|The first excerpt represents the past or something you must release, and is drawn from The Dynamiter by Robert Louis Stevenson and Fanny Van De Grift Stevenson:
He sat down to wait, laying his watch before him on the
table. She had called him Harry: that should be enough, he
thought, to fill the day with sunshine; and yet somehow the
sight of that disordered room still poisoned his enjoyment.
The door of the bed-chamber stood gaping open; and though he
turned aside his eyes as from a sacrilege, he could not but
observe the bed had not been slept in. He was still
pondering what this should mean, still trying to convince
himself that all was well, when the moving needle of his
watch summoned him to set forth without delay. He was before
all things a man of his word; ran round to Southampton Row to

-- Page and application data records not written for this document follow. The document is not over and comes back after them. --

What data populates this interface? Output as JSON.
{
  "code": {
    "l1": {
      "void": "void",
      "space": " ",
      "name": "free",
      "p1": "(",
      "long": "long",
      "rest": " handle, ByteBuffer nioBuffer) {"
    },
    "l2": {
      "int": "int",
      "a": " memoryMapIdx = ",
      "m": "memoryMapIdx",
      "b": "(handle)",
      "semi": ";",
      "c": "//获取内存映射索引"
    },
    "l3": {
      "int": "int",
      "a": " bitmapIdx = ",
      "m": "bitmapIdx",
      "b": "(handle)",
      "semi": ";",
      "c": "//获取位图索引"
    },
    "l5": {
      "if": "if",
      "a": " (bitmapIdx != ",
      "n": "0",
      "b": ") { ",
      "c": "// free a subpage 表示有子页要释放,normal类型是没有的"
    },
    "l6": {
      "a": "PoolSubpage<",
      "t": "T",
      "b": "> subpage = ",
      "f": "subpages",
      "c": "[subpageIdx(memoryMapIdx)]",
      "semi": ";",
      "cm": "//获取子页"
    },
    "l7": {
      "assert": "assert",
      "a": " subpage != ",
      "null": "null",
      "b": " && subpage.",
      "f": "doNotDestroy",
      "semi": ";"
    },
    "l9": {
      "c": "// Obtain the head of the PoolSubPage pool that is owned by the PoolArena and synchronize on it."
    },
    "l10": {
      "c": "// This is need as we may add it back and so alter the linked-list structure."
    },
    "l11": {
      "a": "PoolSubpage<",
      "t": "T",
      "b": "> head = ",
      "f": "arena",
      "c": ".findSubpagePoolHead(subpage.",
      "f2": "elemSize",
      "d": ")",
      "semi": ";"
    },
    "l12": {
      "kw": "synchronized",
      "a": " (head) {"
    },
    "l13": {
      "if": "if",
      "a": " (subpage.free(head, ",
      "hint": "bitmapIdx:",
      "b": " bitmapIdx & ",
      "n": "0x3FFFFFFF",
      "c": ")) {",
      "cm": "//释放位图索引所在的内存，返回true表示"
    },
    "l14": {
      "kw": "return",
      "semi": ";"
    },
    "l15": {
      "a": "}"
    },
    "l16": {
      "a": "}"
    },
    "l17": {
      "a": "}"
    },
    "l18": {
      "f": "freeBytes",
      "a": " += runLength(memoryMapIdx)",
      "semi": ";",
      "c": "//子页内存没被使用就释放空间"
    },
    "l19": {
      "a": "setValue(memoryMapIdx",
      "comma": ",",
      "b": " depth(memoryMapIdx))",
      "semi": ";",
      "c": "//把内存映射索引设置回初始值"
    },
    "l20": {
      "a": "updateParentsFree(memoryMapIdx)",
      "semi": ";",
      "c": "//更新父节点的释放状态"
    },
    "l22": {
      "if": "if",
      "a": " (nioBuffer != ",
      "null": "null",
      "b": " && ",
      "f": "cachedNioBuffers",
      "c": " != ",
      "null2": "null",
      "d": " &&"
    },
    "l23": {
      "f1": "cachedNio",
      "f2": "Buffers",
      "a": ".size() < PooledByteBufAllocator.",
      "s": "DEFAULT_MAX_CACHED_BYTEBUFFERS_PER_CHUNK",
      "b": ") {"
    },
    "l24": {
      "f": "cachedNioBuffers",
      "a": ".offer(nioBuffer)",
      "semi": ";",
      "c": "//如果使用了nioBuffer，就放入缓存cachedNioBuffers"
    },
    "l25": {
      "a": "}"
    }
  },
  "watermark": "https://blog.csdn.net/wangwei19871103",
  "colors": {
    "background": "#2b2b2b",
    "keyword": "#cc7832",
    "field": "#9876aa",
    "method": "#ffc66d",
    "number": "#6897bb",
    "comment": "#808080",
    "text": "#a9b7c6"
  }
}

|The second excerpt represents the present or the deciding factor of the moment, and is drawn from Rezanov by Gertrude Atherton:
fire he was shrewder than the soberest.
He listened with deep satisfaction to the Cham-
berlain's account of his success with the Californi-
ans and his glowing pictures of the country, nod-
ding every few moments with emphatic approval.
But as the story finished his wonderful eyes were
two bubbling springs of humor, and Rezanov, who
knew him well, recrossed his legs nervously.
"What is it?" he asked. "What have I done
now? Remember that you have been in this busi-
ness for sixteen years, and I one--"
|The third excerpt represents the future or something you must embrace, and is drawn from Facino Cane by Honore de Balzac:
morrow, and spent the money in a score of different ways. Then came
domestic details, lamentations over the excessive dearness of
potatoes, or the length of the winter and the high price of block
fuel, together with forcible representations of amounts owing to the
baker, ending in an acrimonious dispute, in the course of which such
couples reveal their characters in picturesque language. As I
listened, I could make their lives mine, I felt their rags on my back,
I walked with their gaping shoes on my feet; their cravings, their
needs, had all passed into my soul, or my soul had passed into theirs.
It was the dream of a waking man. I waxed hot with them over the
foreman's tyranny, or the bad customers that made them call again and